“My daughter-in-law is a teacher,” McCall said. “She teaches fifth grade. She’s very strong-willed. I asked her that question and she said she would not want to carry a gun. She has enough to do as a teacher to deal with that.”

Newman turns back challenger

District Attorney Greg Newman easily defeated Mary Ann Hollocker.

Hollocker, a magistrate, said on the campaign trail that law enforcement officers had asked her to run.
“This is not a personal attack against Mr. Newman. I just think with my skill set I can do a better job,” she said.
A county magistrate for the past four years, she said she hears “first-hand how upset they are about how their cases are being handled. And I think with the skill set I have and experience I can fix those problems.”
Newman scoffed at that. Gathered at the Elizabeth Leigh Inn on Fifth Avenue West Tuesday night, Newman said he’d never heard law officers express any concerns about his office.
“She claimed law enforcement was supporting her and were afraid to come forward,” he said. “The ones that I know aren’t afraid. If there was a problem they would have told me.”
“I think merit matters,” he said of his decisive win. “I think results matter.”

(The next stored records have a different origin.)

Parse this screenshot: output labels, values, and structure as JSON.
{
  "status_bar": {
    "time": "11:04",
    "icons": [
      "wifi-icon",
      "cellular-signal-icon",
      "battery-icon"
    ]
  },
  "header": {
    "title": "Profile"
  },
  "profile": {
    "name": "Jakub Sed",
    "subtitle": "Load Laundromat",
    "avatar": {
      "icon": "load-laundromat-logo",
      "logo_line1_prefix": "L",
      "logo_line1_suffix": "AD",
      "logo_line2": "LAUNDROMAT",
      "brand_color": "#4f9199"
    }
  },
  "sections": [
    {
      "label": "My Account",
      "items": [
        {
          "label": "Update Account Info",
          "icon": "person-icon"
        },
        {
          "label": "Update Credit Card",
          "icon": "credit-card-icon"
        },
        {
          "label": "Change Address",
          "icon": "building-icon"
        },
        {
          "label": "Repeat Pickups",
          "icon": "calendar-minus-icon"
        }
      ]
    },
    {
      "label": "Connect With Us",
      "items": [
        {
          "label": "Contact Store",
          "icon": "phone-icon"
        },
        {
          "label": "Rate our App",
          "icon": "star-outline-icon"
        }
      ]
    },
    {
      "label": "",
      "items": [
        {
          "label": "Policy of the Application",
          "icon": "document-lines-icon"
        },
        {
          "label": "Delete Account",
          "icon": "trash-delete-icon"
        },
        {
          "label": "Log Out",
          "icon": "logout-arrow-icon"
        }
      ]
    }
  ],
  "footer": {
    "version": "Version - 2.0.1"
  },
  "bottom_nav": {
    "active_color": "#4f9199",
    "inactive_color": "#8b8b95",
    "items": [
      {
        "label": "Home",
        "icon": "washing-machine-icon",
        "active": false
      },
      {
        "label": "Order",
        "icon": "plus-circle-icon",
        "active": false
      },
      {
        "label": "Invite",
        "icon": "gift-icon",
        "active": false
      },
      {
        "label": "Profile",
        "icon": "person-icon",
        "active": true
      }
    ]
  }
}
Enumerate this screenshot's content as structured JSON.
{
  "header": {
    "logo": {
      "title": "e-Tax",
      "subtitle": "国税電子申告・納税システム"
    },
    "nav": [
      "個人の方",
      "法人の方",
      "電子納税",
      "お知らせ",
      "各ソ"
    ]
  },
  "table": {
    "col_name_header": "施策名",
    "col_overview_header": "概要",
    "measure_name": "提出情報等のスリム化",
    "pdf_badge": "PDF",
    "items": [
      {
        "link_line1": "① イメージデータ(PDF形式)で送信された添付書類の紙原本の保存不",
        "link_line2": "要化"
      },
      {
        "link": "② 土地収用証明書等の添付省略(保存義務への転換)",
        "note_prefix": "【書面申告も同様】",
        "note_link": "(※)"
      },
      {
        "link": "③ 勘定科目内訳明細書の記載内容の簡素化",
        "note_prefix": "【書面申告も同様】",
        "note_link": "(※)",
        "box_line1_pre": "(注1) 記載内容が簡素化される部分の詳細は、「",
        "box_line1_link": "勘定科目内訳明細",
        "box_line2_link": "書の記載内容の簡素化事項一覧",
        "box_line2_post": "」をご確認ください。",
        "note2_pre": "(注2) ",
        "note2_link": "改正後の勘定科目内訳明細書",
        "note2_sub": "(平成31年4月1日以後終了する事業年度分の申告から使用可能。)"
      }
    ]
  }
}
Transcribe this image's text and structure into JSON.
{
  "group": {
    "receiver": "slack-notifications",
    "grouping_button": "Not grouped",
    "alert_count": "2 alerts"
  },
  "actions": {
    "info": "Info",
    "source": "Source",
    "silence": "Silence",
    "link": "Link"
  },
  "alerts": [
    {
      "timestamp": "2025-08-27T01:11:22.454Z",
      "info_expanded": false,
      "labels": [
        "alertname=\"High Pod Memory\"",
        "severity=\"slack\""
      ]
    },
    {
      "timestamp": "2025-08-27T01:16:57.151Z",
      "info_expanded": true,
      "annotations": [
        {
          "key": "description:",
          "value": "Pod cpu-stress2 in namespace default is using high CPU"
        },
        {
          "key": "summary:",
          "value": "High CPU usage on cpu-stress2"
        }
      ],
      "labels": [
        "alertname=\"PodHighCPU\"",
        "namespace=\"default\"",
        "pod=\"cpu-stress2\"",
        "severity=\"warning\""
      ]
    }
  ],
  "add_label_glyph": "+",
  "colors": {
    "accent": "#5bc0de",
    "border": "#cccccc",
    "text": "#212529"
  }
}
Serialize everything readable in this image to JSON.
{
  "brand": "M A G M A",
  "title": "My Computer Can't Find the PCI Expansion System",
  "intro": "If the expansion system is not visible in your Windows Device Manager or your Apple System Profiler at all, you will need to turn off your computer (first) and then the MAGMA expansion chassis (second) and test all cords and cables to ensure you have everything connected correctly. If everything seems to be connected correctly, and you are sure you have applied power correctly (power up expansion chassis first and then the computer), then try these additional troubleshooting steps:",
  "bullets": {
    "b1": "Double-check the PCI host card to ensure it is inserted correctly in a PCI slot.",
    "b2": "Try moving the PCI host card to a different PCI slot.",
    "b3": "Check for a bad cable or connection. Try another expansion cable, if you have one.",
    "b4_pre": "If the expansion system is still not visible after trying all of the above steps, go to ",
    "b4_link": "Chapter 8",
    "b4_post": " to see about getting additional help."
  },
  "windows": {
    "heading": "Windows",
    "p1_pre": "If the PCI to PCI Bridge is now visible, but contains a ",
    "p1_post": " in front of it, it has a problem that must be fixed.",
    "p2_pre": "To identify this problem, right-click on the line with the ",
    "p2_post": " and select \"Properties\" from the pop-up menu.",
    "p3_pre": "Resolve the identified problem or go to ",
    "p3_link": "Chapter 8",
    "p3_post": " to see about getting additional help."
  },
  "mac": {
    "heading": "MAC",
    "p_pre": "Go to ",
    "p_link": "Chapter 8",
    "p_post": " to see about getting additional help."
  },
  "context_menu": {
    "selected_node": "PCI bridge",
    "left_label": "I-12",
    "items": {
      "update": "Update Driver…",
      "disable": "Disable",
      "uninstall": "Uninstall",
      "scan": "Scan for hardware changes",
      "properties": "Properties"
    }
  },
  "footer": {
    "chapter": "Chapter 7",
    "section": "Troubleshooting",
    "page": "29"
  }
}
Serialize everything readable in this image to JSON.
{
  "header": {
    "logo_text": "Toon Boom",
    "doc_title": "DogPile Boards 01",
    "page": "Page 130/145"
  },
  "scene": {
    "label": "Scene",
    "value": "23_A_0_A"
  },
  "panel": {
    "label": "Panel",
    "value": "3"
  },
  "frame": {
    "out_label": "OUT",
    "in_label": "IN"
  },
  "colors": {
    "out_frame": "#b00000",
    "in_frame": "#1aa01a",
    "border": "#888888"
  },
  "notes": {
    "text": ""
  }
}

Sheley takes Democratic nomination

In a Democratic primary for the District 1 seat held by Michael Edney, Pat Sheley defeated Michelle Antalec with 70 percent of the vote.

Sheley had become active in the contentious issues that drew voters' interest down the stretch, coming out against the Saluda firing range and against the Balfour Parkway.